Being honest might seem the natural thing to do but it’s amazing how easy it can be to slip into the concept of telling a little white lie here or there to soften the blow of some negative information that you need to deliver later.

Put the team first

As a project manager it isn’t difficult to get caught up in the demands of the client, the scheduling and the delivering of the end product for your project. It is however important to consider the team who help to make the successful delivery of the project possible, without them and their hard work the delivery of a project that is successful would be even harder and more painful.

Not everyone works the same

Very often you will not get to choose who will be on your project team. Although, if you require particular skills, you may be able to request individuals who possess those skills, and you may find yourself with a real “melting pot” of different individuals who all have their own working style. Whilst this is fine as a rule, there will be times when different individuals on the team will need to work together. Therefore,it is important that compromises are made in the way that they work so that there are no issues. As the project manager it is your role in the team to ensure that there is communication between the different personalities in your team and that those individuals who do not work in the same way can work together. In addition to ensuring the work is completed on time and to any budget, this is also important from a safety aspect.

The client is an important team member

It is easy to believe that the client is simply the one who you are completing the project for. However, the person setting the timescale and the budget is in fact more than this. The project team that you work with to complete the project are only a part of the project team. The client is also an important team member and as such it is important to ensure that they are kept as much in the loop as the members of the team.

When you include them more in what is going on they are more likely to be on board when there are small changes that it would be wise to make but which may move the timescale of the project or cost a little more.

Have faith in yourself

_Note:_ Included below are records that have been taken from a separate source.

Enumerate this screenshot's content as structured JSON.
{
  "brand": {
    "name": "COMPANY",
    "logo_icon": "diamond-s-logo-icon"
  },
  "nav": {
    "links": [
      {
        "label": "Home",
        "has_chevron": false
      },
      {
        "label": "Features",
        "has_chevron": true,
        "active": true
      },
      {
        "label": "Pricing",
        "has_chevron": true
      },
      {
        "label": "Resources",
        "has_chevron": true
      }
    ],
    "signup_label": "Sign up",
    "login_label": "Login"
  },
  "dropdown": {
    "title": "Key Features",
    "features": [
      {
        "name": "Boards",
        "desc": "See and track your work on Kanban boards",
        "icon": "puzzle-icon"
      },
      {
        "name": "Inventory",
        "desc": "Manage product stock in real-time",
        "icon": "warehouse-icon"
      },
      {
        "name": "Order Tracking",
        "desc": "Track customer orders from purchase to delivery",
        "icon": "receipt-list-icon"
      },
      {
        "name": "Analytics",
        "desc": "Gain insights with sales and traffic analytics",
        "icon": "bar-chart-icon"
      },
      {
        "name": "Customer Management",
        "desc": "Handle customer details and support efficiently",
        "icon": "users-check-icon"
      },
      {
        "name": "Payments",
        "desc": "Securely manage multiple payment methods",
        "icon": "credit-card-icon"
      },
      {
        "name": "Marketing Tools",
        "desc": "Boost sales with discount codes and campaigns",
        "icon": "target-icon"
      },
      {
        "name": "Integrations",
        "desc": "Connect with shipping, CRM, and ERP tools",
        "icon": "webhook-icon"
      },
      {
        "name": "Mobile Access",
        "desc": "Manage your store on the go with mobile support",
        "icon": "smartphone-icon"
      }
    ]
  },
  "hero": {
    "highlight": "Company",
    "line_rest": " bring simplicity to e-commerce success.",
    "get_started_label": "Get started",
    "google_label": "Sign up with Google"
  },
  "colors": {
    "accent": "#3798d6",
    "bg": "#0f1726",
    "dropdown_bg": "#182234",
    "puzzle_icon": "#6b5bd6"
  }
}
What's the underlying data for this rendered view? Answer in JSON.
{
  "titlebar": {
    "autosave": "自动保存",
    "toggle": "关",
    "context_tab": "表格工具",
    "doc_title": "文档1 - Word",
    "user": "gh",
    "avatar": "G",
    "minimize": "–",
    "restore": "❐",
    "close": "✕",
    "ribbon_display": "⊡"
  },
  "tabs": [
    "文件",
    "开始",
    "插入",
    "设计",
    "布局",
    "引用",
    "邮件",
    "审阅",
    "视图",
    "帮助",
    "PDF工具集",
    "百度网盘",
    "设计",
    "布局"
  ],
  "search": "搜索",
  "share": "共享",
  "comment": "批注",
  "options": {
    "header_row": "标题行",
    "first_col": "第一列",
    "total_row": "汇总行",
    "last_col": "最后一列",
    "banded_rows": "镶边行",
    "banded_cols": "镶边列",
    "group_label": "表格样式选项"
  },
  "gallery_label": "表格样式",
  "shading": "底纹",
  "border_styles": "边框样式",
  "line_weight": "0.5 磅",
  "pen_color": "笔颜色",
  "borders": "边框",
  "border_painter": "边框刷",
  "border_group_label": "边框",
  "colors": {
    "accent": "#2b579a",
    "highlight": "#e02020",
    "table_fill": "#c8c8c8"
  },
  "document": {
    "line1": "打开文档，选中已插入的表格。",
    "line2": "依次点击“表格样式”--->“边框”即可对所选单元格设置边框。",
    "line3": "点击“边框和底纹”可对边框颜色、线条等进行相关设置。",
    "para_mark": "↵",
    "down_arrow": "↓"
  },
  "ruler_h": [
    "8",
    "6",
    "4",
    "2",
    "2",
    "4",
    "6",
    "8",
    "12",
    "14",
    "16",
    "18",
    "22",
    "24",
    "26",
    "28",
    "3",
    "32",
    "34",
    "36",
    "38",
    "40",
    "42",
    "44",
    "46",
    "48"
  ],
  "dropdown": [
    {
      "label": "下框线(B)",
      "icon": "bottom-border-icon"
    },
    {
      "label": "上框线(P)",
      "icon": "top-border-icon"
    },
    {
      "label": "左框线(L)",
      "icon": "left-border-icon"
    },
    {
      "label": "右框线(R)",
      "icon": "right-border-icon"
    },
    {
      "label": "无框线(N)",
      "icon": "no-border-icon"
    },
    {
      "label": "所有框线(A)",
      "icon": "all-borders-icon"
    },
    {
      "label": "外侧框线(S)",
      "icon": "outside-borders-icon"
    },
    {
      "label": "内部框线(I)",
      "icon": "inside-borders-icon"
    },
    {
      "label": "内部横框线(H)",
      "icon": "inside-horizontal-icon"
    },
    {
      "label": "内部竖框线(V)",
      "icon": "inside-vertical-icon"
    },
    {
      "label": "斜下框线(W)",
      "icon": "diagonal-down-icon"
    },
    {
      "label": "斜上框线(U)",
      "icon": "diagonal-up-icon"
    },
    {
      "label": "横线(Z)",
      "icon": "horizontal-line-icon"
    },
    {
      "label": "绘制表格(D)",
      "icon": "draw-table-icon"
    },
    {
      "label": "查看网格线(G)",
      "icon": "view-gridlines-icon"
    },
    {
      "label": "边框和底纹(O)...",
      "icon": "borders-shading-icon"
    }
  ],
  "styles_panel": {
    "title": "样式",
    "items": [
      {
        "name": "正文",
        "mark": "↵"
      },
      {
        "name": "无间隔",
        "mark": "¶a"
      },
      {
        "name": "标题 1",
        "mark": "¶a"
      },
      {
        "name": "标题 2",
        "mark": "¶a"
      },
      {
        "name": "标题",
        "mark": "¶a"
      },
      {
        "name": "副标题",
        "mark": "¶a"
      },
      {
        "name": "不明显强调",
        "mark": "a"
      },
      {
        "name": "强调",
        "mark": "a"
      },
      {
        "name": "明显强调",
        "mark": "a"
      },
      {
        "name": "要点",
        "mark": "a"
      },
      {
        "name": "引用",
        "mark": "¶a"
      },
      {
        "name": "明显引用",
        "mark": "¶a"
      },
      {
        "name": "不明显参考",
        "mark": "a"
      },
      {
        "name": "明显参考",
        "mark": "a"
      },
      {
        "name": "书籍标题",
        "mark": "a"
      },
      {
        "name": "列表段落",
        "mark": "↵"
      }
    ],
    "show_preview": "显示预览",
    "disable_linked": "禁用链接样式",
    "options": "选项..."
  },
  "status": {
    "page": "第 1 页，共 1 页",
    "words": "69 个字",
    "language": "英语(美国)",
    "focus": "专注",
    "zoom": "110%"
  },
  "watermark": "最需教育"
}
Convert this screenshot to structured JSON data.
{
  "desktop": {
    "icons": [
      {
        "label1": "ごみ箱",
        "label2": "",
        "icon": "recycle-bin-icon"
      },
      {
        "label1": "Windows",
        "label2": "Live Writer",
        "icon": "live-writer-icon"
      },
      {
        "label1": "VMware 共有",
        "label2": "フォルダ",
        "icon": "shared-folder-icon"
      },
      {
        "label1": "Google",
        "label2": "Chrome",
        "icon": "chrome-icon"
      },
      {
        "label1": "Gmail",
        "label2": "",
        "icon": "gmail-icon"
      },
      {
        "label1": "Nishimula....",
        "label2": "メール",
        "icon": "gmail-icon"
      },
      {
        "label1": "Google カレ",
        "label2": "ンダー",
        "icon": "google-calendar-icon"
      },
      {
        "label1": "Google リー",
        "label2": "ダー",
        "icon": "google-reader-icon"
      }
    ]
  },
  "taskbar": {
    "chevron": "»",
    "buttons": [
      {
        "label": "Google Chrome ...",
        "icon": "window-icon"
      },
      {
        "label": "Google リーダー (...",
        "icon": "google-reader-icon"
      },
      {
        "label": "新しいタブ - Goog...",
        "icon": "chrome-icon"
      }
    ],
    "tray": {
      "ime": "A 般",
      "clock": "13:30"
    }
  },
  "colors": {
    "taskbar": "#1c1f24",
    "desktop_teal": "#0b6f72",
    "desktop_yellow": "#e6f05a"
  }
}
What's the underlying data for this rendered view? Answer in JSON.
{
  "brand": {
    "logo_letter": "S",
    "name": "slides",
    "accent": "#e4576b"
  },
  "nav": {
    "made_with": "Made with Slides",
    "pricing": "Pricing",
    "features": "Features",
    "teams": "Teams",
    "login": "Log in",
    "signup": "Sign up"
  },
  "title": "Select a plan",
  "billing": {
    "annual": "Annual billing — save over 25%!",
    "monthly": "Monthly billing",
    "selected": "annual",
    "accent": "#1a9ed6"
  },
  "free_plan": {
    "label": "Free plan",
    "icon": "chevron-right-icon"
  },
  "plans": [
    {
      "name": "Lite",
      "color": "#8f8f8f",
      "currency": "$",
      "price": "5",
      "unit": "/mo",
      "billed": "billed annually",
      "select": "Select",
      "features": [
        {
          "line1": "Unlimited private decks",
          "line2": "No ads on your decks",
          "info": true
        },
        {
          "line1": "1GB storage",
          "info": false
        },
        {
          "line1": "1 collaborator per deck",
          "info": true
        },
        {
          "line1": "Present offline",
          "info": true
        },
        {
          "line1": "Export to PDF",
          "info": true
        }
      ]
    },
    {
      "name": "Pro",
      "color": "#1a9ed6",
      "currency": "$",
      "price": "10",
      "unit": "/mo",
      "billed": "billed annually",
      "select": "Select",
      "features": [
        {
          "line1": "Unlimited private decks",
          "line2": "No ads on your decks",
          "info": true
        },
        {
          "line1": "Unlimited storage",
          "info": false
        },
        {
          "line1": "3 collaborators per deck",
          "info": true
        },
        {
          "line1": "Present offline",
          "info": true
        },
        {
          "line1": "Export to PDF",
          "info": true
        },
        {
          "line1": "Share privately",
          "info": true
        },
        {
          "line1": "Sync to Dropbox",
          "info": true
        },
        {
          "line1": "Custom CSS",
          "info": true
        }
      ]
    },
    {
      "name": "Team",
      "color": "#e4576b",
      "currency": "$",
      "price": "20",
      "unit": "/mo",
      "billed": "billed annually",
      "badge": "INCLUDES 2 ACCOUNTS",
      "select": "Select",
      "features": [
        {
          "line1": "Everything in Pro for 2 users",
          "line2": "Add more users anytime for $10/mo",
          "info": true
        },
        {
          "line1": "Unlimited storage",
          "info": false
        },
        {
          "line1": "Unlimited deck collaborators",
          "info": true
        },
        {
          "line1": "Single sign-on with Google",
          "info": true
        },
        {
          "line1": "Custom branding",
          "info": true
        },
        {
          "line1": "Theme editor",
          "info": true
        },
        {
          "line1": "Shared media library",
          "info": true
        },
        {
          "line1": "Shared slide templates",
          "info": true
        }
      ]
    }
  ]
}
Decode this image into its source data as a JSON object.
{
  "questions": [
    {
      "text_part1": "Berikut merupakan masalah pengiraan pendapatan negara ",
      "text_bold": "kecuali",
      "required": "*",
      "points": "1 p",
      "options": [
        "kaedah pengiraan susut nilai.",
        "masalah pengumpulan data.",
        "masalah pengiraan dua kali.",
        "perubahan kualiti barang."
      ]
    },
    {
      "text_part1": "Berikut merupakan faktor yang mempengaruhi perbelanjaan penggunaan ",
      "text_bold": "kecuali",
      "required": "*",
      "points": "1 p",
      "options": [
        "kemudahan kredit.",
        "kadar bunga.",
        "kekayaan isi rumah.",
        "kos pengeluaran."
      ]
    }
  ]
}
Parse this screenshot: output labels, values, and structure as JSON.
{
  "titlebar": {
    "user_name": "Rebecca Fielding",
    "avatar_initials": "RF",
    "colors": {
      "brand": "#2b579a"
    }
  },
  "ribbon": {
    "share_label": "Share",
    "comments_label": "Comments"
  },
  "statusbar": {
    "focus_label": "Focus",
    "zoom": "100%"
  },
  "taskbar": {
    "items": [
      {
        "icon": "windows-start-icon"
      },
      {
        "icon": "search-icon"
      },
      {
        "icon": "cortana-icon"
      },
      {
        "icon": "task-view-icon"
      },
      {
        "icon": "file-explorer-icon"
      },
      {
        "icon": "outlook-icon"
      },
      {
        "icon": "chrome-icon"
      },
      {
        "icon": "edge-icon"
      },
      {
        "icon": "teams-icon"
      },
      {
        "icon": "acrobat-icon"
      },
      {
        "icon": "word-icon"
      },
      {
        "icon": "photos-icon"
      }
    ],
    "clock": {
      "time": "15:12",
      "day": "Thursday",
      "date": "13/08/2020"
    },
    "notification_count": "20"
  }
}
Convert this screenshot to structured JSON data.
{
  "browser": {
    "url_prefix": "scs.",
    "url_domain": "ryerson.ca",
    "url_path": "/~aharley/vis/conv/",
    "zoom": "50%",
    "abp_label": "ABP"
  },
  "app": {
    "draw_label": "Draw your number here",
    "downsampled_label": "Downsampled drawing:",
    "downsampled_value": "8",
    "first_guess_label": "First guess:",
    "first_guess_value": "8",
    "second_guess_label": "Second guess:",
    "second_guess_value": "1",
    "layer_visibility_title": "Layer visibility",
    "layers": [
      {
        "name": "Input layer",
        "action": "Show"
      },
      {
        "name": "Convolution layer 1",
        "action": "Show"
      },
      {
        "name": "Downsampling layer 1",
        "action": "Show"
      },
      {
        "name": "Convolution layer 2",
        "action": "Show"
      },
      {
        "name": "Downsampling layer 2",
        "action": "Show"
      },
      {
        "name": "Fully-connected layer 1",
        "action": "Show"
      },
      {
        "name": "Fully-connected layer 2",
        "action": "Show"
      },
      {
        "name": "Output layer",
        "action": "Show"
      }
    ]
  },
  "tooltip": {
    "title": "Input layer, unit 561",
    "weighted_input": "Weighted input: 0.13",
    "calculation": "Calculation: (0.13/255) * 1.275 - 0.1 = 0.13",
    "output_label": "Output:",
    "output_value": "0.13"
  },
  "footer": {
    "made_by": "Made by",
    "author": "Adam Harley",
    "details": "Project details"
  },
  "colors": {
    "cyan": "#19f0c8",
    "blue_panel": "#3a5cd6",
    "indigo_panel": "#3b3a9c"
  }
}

As the project manager you are the one who has the industry experience and the project management qualifications. Whether you have worked on just a few projects or a lot you need to have confidence in your skills are a project manager in order to help see your project through to a, hopefully, successful conclusion. When you are confident about what you are doing this will instil confidence in the other members of the team.